Entries from a dataset of interfaces
================
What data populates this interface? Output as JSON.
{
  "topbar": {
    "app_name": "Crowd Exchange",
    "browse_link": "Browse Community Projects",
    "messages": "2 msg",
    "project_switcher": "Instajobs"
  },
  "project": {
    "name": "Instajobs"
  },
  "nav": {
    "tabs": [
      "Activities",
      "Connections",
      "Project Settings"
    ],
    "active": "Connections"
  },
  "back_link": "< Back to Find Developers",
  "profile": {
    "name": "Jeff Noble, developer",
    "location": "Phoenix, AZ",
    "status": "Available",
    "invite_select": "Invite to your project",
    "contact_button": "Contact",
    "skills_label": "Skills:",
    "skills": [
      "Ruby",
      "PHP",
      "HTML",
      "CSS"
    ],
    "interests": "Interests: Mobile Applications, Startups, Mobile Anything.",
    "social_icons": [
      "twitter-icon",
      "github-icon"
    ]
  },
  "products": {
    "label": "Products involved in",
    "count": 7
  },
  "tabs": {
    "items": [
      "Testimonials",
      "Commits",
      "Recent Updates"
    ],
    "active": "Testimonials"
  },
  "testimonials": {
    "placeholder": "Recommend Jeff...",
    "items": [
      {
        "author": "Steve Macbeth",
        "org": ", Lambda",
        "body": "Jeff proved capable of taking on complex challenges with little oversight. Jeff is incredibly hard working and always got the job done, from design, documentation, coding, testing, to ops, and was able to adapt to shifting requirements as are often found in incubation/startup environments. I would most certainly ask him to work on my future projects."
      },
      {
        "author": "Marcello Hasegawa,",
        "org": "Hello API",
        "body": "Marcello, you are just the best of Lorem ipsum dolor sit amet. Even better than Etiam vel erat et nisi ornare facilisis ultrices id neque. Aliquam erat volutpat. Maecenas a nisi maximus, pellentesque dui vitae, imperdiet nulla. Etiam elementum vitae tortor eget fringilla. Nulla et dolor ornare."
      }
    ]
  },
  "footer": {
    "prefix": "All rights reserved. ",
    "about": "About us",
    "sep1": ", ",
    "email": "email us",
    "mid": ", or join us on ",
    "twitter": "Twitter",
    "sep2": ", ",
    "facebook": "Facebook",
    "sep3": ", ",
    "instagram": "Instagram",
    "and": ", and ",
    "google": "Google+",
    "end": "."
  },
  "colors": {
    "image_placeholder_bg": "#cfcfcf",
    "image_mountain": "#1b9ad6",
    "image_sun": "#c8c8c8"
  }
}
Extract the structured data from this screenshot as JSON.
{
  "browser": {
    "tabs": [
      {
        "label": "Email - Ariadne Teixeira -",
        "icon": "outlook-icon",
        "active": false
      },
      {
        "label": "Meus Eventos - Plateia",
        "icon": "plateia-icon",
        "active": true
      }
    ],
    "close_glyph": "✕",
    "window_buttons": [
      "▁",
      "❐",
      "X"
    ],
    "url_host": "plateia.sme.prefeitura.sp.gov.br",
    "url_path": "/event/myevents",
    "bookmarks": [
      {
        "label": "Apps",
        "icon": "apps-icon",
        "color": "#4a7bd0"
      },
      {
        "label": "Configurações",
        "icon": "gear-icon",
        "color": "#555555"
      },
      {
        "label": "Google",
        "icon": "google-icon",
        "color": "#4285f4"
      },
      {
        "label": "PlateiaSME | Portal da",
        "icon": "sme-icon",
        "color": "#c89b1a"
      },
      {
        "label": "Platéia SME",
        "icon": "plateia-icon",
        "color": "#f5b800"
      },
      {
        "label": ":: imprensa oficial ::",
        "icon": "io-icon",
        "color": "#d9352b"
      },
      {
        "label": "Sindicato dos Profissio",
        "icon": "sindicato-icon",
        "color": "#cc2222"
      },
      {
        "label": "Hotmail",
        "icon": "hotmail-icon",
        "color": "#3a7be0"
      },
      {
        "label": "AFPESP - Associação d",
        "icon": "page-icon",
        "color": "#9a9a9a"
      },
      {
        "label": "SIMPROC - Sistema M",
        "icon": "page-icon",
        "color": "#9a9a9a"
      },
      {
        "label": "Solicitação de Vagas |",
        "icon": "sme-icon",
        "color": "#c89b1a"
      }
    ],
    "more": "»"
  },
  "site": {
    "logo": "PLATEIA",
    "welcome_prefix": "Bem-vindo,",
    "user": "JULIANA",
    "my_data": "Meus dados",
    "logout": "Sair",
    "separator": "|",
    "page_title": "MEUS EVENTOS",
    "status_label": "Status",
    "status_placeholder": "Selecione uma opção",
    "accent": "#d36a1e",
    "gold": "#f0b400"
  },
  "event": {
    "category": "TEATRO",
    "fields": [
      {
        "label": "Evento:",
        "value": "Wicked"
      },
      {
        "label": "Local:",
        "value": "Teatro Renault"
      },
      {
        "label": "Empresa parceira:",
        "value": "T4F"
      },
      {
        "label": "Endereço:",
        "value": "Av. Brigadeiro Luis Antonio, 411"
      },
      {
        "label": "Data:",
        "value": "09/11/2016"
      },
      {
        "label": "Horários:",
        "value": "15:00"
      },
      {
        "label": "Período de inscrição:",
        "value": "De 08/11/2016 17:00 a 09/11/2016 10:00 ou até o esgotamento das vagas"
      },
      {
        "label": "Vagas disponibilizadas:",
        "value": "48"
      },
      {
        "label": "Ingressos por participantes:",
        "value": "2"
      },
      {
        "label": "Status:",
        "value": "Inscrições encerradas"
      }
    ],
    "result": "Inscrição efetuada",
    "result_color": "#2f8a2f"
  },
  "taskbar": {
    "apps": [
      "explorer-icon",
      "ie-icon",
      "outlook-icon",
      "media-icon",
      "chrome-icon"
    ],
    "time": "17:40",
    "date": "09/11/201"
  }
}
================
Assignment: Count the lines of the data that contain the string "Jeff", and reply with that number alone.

Result of this task: 3